Return to Work After Stroke: A Survey of Occupational Therapy Practice Patterns
This descriptive study, consisting of a survey followed by semi-structured interviews, sought to describe the practice patterns and perceived competencies of occupational therapy practitioners in the provision of return to work (RTW) services for stroke survivors. Respondents (n = 119) were mostly occupational therapists (95%) working in outpatient settings (61%); 47% reported a caseload of mostly stroke survivors; and most addressing RTW (60%). Respondents focused predominantly on remediation of cognitive and physical skills and less on actual work performance and supports. Respondents assert occupational therapy’s role in RTW for stroke survivors but generally reported limited competencies and low utilization of evidence-based approaches and theoretical models when addressing RTW. Systems, organizational support, and practitioner factors emerged as barriers and facilitators to RTW service provision. This study suggests there may be a critical gap in practitioners’ RTW competencies with profound implications for entry-level education, professional development, advocacy, and research.

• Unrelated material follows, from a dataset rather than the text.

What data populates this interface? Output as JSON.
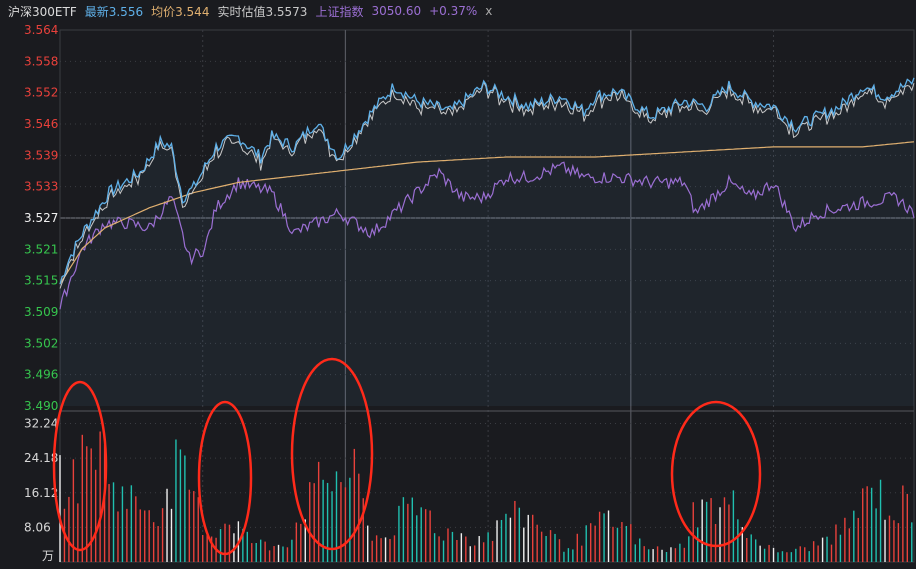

Occupational Therapy in Health Care
Scott, Shannon L. and Bondoc, Salvador, "Return to Work After Stroke: A Survey of Occupational Therapy Practice Patterns" (2018). Faculty Articles Indexed in Scopus. 312.